Others might want to take dividends to use during the year, but have the stock retain some growth. These people might need the money for yearly expenses or for special purchases, like travel or gifts, but not want to sell any stock. They can use their dividends for this extra money. I like to think of dividends as part of the profits from the company doing well and sharing that with me.
Some current dividend stocks are: 3M (Scotch-Brite® scrubs, air filters, Scotch ®masking tape) Johnson and Johnson (consumer and health products like bandages, over-the-counter drugs like Tylenol® etc.), and Duke Energy (utility company).
While many people do buy individual stocks, on the whole, I buy baskets of stocks (called index funds or Exchange Traded Funds, ETFs) so I don’t have to make decisions on individual stocks. I’ll talk more about those funds later. For now, I wanted to mention some of the kinds of stocks people buy.
Of course, stocks are not the only option. Many people buy bonds or primarily bonds. They can take their interest yearly or can let their interest accumulate.
These people might choose government bonds (US Treasury bonds bought from the US Treasury and not the stock market), or municipal bonds (such as city or state bonds bought through financial advisors).

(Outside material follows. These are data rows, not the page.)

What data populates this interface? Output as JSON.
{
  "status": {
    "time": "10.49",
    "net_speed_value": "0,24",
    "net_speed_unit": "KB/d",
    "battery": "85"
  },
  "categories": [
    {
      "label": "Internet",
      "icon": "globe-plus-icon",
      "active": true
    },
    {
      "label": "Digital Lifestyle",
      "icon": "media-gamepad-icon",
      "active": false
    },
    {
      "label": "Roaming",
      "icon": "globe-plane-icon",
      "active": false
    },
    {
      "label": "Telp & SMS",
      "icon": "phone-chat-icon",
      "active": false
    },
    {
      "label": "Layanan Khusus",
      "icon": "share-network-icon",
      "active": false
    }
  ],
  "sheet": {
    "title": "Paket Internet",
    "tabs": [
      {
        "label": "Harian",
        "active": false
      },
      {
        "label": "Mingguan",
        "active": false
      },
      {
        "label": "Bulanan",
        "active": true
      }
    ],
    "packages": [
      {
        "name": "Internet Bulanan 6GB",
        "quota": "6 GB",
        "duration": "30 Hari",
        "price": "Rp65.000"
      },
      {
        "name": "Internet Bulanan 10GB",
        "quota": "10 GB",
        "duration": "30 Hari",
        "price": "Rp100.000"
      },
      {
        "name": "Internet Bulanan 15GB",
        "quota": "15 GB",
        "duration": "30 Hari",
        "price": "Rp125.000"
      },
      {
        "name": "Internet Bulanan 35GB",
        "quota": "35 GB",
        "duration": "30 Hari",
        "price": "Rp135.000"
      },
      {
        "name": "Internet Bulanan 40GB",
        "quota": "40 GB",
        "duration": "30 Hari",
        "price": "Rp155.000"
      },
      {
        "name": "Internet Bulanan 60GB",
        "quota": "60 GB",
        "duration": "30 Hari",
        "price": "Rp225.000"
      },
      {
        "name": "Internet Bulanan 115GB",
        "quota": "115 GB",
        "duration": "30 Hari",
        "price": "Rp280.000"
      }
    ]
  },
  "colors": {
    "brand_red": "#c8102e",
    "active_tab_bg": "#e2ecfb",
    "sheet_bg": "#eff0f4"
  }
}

Each choice also involves different levels of risk. Some investments, like bonds, are relatively safe. Other investments carry more risk of losing some of your investment but making more money. I’ll talk about risk in another topic and ways you can learn about your own level of comfort with risk.
• Write down your investment goals.
• Decide how much money you want to save and then invest for each goal.
Next time, I plan to write about the marvelously great revolution that has happened in investing that helps rather ordinary people like you and me.
Tomorrow I’m going to take time to do some cleaning around the house. Dust balls and papers seem to accumulate. It’s a joy to be in a home that is clean and bright and welcomes you and your visitors. Do you feel that way, too?
NOW…….ME MAYBE SOMEDAY…..A HELPER.